Supplied material section start

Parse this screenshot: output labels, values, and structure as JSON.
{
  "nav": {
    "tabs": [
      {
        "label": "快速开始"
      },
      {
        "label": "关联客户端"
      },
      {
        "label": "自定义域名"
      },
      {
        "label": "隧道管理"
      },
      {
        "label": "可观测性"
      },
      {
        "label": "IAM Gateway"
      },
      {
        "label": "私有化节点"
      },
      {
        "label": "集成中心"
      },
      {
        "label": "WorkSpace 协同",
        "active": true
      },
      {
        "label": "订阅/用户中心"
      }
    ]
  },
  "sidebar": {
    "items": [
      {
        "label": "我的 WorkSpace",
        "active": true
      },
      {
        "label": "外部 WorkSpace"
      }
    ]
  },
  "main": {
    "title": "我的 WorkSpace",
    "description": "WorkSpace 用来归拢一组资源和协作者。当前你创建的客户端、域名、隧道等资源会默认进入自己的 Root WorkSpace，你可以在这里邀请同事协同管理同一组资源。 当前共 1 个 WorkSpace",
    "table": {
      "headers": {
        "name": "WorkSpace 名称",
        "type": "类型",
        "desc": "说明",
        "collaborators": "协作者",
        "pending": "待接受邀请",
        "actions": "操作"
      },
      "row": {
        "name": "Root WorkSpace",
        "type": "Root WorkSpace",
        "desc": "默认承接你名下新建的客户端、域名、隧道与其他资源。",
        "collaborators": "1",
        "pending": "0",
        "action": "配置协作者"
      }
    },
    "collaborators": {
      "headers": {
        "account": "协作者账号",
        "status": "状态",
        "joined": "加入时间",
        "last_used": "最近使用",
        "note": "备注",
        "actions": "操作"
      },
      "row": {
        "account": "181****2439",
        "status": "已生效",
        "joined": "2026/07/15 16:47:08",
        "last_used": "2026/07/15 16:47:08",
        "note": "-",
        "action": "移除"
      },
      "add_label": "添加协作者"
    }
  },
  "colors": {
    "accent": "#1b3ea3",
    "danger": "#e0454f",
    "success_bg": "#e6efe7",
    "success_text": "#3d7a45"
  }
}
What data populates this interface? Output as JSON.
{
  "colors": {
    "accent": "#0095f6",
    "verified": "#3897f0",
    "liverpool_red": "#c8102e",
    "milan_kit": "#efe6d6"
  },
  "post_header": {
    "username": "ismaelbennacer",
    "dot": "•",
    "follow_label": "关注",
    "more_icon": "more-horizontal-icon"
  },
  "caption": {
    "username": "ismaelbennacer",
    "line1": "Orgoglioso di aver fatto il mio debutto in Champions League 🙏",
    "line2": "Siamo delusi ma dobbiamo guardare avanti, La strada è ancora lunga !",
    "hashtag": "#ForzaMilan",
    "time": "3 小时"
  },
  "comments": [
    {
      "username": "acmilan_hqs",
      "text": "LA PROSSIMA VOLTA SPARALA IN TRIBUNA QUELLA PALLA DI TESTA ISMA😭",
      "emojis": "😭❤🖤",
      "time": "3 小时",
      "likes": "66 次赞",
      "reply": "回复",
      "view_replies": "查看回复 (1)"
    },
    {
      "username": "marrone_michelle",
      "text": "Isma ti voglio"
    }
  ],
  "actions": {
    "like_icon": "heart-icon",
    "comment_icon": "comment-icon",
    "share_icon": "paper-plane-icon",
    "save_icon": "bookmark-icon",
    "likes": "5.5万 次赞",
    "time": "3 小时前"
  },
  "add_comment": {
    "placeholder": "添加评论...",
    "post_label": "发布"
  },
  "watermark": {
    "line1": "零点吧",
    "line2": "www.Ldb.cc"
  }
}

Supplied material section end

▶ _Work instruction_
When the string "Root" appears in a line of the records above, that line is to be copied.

▶ _Solution to this task_
    "description": "WorkSpace 用来归拢一组资源和协作者。当前你创建的客户端、域名、隧道等资源会默认进入自己的 Root WorkSpace，你可以在这里邀请同事协同管理同一组资源。 当前共 1 个 WorkSpace",
        "name": "Root WorkSpace",
        "type": "Root WorkSpace",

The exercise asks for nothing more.